Saturday, February 20, 2010

Comfortably Numb?

I read Medscape. It is a really good website geared towards doctors with the latest medical news. Recently, it referenced a recent article in the British Journal of Psychiatry, which found that people on SSRI's experienced feelings of detatchment, personality changes, and a decrease in both positive and negative emotions.

Wow. I love it when the doctors finally figure out what any patient could tell you.

But that made me think. And introspect. And in recent months, I think my level of numbness has increased- to the extent that I had really not realized because I was so numb. And I've recently added medications to deal with a depression. But the depression is over, it is time to come off these added medications.

I have no illusions that I will ever be medication-free. But I think that I really only need a subset of the meds that I now take- and I don't know which of those meds I really need. That's the problem. I can make my educated guesses, but in the end there is a certain amount of trial and error involved in seeing what I can reduce or get off of- and I need to function at a very high level to work. Therefor, there is this slow accrual of medication. Something gets added, and it stays there.

The last two medications I have added are Abilify and Provigil. I have to say that Abilify did really save me. I was having an exremely bad depression, I was about to quit my job I was so depressed. But the depression is over- and if I didn't need it in the past, I'm going to take the guess that I don't need it now. I'm feeling just too numb.

The Provigil I really hope is not contributing to the numbness. Because it is really helping with my concentration and energy. I have ADD, and can't take stimulants because they raise my pulse rate too much.

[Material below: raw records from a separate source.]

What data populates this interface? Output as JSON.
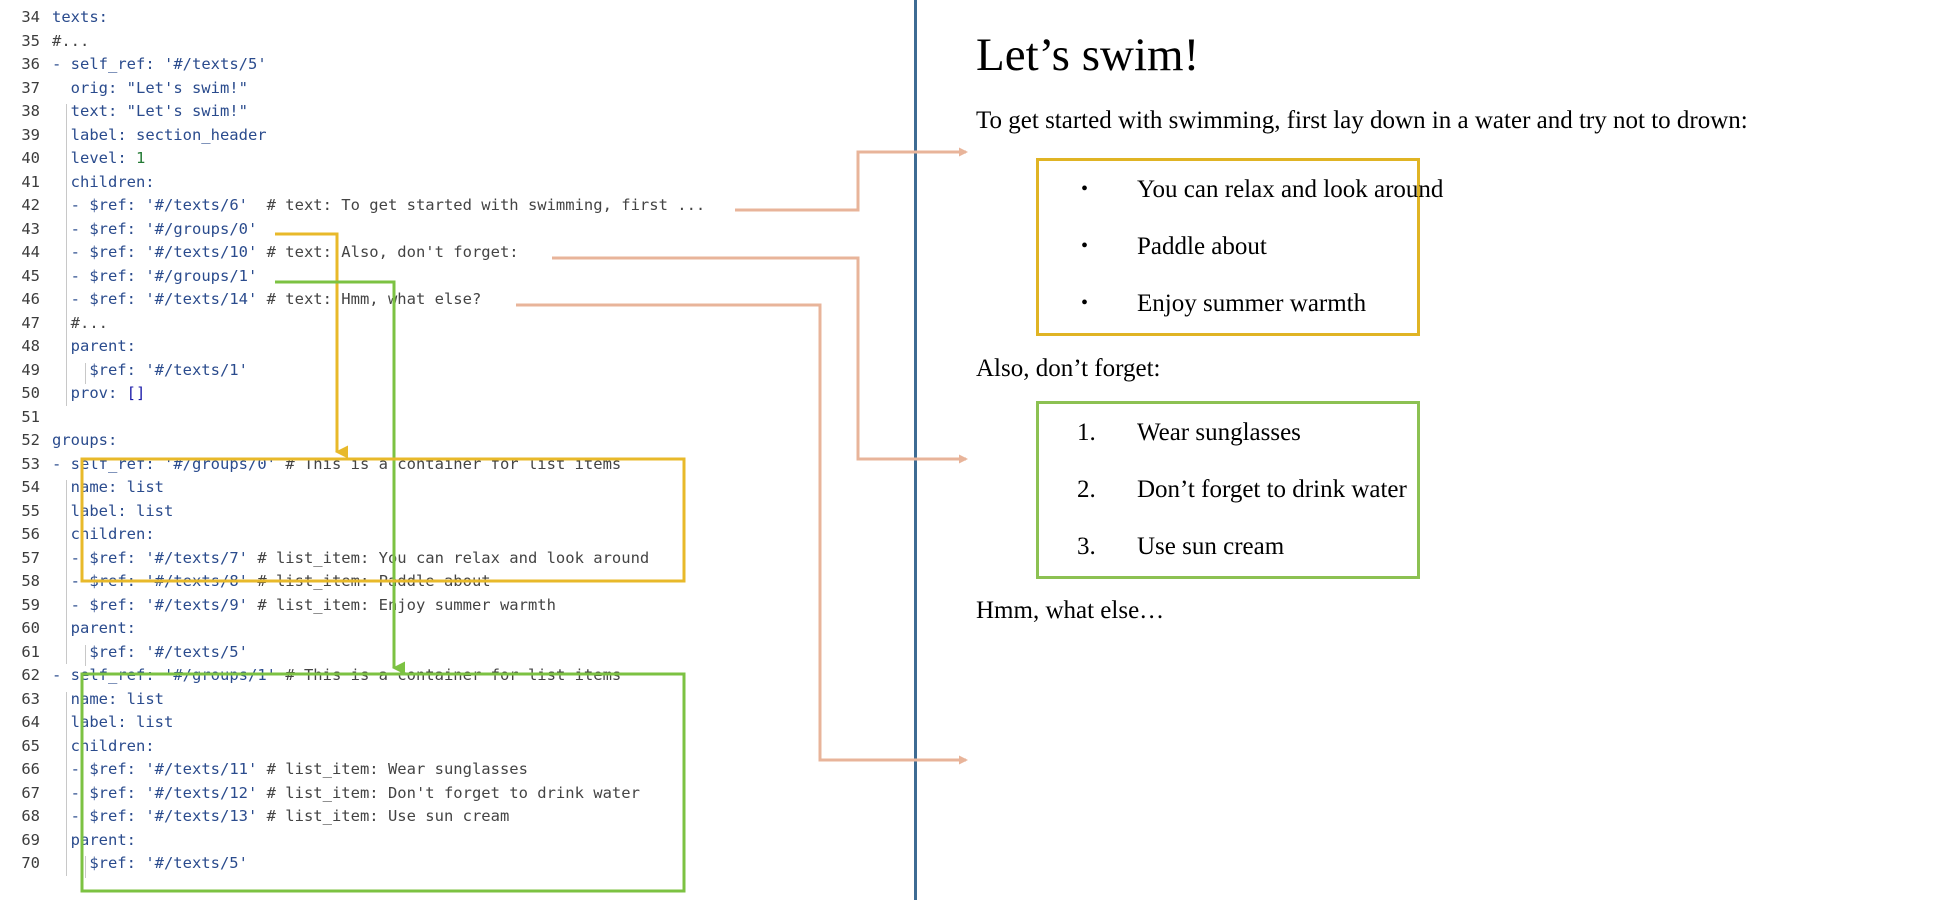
{
  "colors": {
    "divider": "#3d6b93",
    "connector": "#e8b49a",
    "yellow_box": "#e0b424",
    "green_box": "#8cc152",
    "code_key": "#2a4b8d",
    "code_comment": "#444444",
    "code_number": "#237a34",
    "line_number": "#3c3c3c"
  },
  "code": {
    "first_line_number": 34,
    "lines": [
      {
        "n": 34,
        "indent": 0,
        "tokens": [
          {
            "t": "texts:",
            "c": "k"
          }
        ]
      },
      {
        "n": 35,
        "indent": 0,
        "tokens": [
          {
            "t": "#...",
            "c": "cm"
          }
        ]
      },
      {
        "n": 36,
        "indent": 0,
        "tokens": [
          {
            "t": "- ",
            "c": "dash"
          },
          {
            "t": "self_ref: ",
            "c": "k"
          },
          {
            "t": "'#/texts/5'",
            "c": "s"
          }
        ]
      },
      {
        "n": 37,
        "indent": 1,
        "tokens": [
          {
            "t": "orig: ",
            "c": "k"
          },
          {
            "t": "\"Let's swim!\"",
            "c": "s"
          }
        ]
      },
      {
        "n": 38,
        "indent": 1,
        "tokens": [
          {
            "t": "text: ",
            "c": "k"
          },
          {
            "t": "\"Let's swim!\"",
            "c": "s"
          }
        ]
      },
      {
        "n": 39,
        "indent": 1,
        "tokens": [
          {
            "t": "label: ",
            "c": "k"
          },
          {
            "t": "section_header",
            "c": "s"
          }
        ]
      },
      {
        "n": 40,
        "indent": 1,
        "tokens": [
          {
            "t": "level: ",
            "c": "k"
          },
          {
            "t": "1",
            "c": "num"
          }
        ]
      },
      {
        "n": 41,
        "indent": 1,
        "tokens": [
          {
            "t": "children:",
            "c": "k"
          }
        ]
      },
      {
        "n": 42,
        "indent": 1,
        "tokens": [
          {
            "t": "- ",
            "c": "dash"
          },
          {
            "t": "$ref: ",
            "c": "k"
          },
          {
            "t": "'#/texts/6'",
            "c": "s"
          },
          {
            "t": "  # text: To get started with swimming, first ...",
            "c": "cm"
          }
        ]
      },
      {
        "n": 43,
        "indent": 1,
        "tokens": [
          {
            "t": "- ",
            "c": "dash"
          },
          {
            "t": "$ref: ",
            "c": "k"
          },
          {
            "t": "'#/groups/0'",
            "c": "s"
          }
        ]
      },
      {
        "n": 44,
        "indent": 1,
        "tokens": [
          {
            "t": "- ",
            "c": "dash"
          },
          {
            "t": "$ref: ",
            "c": "k"
          },
          {
            "t": "'#/texts/10'",
            "c": "s"
          },
          {
            "t": " # text: Also, don't forget:",
            "c": "cm"
          }
        ]
      },
      {
        "n": 45,
        "indent": 1,
        "tokens": [
          {
            "t": "- ",
            "c": "dash"
          },
          {
            "t": "$ref: ",
            "c": "k"
          },
          {
            "t": "'#/groups/1'",
            "c": "s"
          }
        ]
      },
      {
        "n": 46,
        "indent": 1,
        "tokens": [
          {
            "t": "- ",
            "c": "dash"
          },
          {
            "t": "$ref: ",
            "c": "k"
          },
          {
            "t": "'#/texts/14'",
            "c": "s"
          },
          {
            "t": " # text: Hmm, what else?",
            "c": "cm"
          }
        ]
      },
      {
        "n": 47,
        "indent": 1,
        "tokens": [
          {
            "t": "#...",
            "c": "cm"
          }
        ]
      },
      {
        "n": 48,
        "indent": 1,
        "tokens": [
          {
            "t": "parent:",
            "c": "k"
          }
        ]
      },
      {
        "n": 49,
        "indent": 2,
        "tokens": [
          {
            "t": "$ref: ",
            "c": "k"
          },
          {
            "t": "'#/texts/1'",
            "c": "s"
          }
        ]
      },
      {
        "n": 50,
        "indent": 1,
        "tokens": [
          {
            "t": "prov: ",
            "c": "k"
          },
          {
            "t": "[]",
            "c": "pun"
          }
        ]
      },
      {
        "n": 51,
        "indent": 0,
        "tokens": []
      },
      {
        "n": 52,
        "indent": 0,
        "tokens": [
          {
            "t": "groups:",
            "c": "k"
          }
        ]
      },
      {
        "n": 53,
        "indent": 0,
        "tokens": [
          {
            "t": "- ",
            "c": "dash"
          },
          {
            "t": "self_ref: ",
            "c": "k"
          },
          {
            "t": "'#/groups/0'",
            "c": "s"
          },
          {
            "t": " # This is a container for list items",
            "c": "cm"
          }
        ]
      },
      {
        "n": 54,
        "indent": 1,
        "tokens": [
          {
            "t": "name: ",
            "c": "k"
          },
          {
            "t": "list",
            "c": "s"
          }
        ]
      },
      {
        "n": 55,
        "indent": 1,
        "tokens": [
          {
            "t": "label: ",
            "c": "k"
          },
          {
            "t": "list",
            "c": "s"
          }
        ]
      },
      {
        "n": 56,
        "indent": 1,
        "tokens": [
          {
            "t": "children:",
            "c": "k"
          }
        ]
      },
      {
        "n": 57,
        "indent": 1,
        "tokens": [
          {
            "t": "- ",
            "c": "dash"
          },
          {
            "t": "$ref: ",
            "c": "k"
          },
          {
            "t": "'#/texts/7'",
            "c": "s"
          },
          {
            "t": " # list_item: You can relax and look around",
            "c": "cm"
          }
        ]
      },
      {
        "n": 58,
        "indent": 1,
        "tokens": [
          {
            "t": "- ",
            "c": "dash"
          },
          {
            "t": "$ref: ",
            "c": "k"
          },
          {
            "t": "'#/texts/8'",
            "c": "s"
          },
          {
            "t": " # list_item: Paddle about",
            "c": "cm"
          }
        ]
      },
      {
        "n": 59,
        "indent": 1,
        "tokens": [
          {
            "t": "- ",
            "c": "dash"
          },
          {
            "t": "$ref: ",
            "c": "k"
          },
          {
            "t": "'#/texts/9'",
            "c": "s"
          },
          {
            "t": " # list_item: Enjoy summer warmth",
            "c": "cm"
          }
        ]
      },
      {
        "n": 60,
        "indent": 1,
        "tokens": [
          {
            "t": "parent:",
            "c": "k"
          }
        ]
      },
      {
        "n": 61,
        "indent": 2,
        "tokens": [
          {
            "t": "$ref: ",
            "c": "k"
          },
          {
            "t": "'#/texts/5'",
            "c": "s"
          }
        ]
      },
      {
        "n": 62,
        "indent": 0,
        "tokens": [
          {
            "t": "- ",
            "c": "dash"
          },
          {
            "t": "self_ref: ",
            "c": "k"
          },
          {
            "t": "'#/groups/1'",
            "c": "s"
          },
          {
            "t": " # This is a container for list items",
            "c": "cm"
          }
        ]
      },
      {
        "n": 63,
        "indent": 1,
        "tokens": [
          {
            "t": "name: ",
            "c": "k"
          },
          {
            "t": "list",
            "c": "s"
          }
        ]
      },
      {
        "n": 64,
        "indent": 1,
        "tokens": [
          {
            "t": "label: ",
            "c": "k"
          },
          {
            "t": "list",
            "c": "s"
          }
        ]
      },
      {
        "n": 65,
        "indent": 1,
        "tokens": [
          {
            "t": "children:",
            "c": "k"
          }
        ]
      },
      {
        "n": 66,
        "indent": 1,
        "tokens": [
          {
            "t": "- ",
            "c": "dash"
          },
          {
            "t": "$ref: ",
            "c": "k"
          },
          {
            "t": "'#/texts/11'",
            "c": "s"
          },
          {
            "t": " # list_item: Wear sunglasses",
            "c": "cm"
          }
        ]
      },
      {
        "n": 67,
        "indent": 1,
        "tokens": [
          {
            "t": "- ",
            "c": "dash"
          },
          {
            "t": "$ref: ",
            "c": "k"
          },
          {
            "t": "'#/texts/12'",
            "c": "s"
          },
          {
            "t": " # list_item: Don't forget to drink water",
            "c": "cm"
          }
        ]
      },
      {
        "n": 68,
        "indent": 1,
        "tokens": [
          {
            "t": "- ",
            "c": "dash"
          },
          {
            "t": "$ref: ",
            "c": "k"
          },
          {
            "t": "'#/texts/13'",
            "c": "s"
          },
          {
            "t": " # list_item: Use sun cream",
            "c": "cm"
          }
        ]
      },
      {
        "n": 69,
        "indent": 1,
        "tokens": [
          {
            "t": "parent:",
            "c": "k"
          }
        ]
      },
      {
        "n": 70,
        "indent": 2,
        "tokens": [
          {
            "t": "$ref: ",
            "c": "k"
          },
          {
            "t": "'#/texts/5'",
            "c": "s"
          }
        ]
      }
    ]
  },
  "document": {
    "title": "Let’s swim!",
    "intro": "To get started with swimming, first lay down in a water and try not to drown:",
    "also": "Also, don’t forget:",
    "hmm": "Hmm, what else…",
    "bulleted_list": {
      "marker": "•",
      "items": [
        "You can relax and look around",
        "Paddle about",
        "Enjoy summer warmth"
      ]
    },
    "numbered_list": {
      "items": [
        {
          "marker": "1.",
          "text": "Wear sunglasses"
        },
        {
          "marker": "2.",
          "text": "Don’t forget to drink water"
        },
        {
          "marker": "3.",
          "text": "Use sun cream"
        }
      ]
    }
  }
}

How is this numbness affecting me? First of all, I am a procrastinator. I need a certain amount of anxiety to break through this and actually get things done. I went on Effexor half way through graduate school for OT, after a suicidal depression. And after I went on it, I noticed that I was getting to class late and not getting assignments done on time- and not because I was depressed, just because I wasn't "inspired" to do things. I needed that anxiety.

I need strong emotions to function. And recently, I am not functioning at all outside of work. And it is no longer due to depression- I am not in mental anguish. Quite the opposite, I am just fine with sleeping all weekend and doing nothing. I need to not be OK with that.

So I am going off the Abilify, knowing that it is there if I need it, the next time things get bad (which they will, they always do eventually). I'm not foolish enough to do it overnight, much as a part of me wants to. I take 10mg now (5mg 2x/day), and I'm going to go off 2.5mg/week. Assuming the depression doesn't come back of course.

My depressions are so bad, they have taken away so much of my life- is it surprising that I'm willing to give up a little of myself to keep them at bay? That's the deal I made with the Effexor. The best antidepressant I've been on in some ways, but it also gave me the numbness. But not so much that feelings couldn't break through- it just took a little more.

But now I feel like nothing is breaking through. So I need to do something.

You may ask, did I talk to my psychiatrist about this, no. I'll tell him at the next visit which isn't for a couple of months. But he is very good about this type of thing. As long as I'm being responsible, he doesn't mind me adjusting my own meds. Warning: not all psychiatrists are like this! Some are real control freaks. And if you are not stable, or don't know what you are doing, adjusting meds on your own without talking to your doctor is a really bad idea.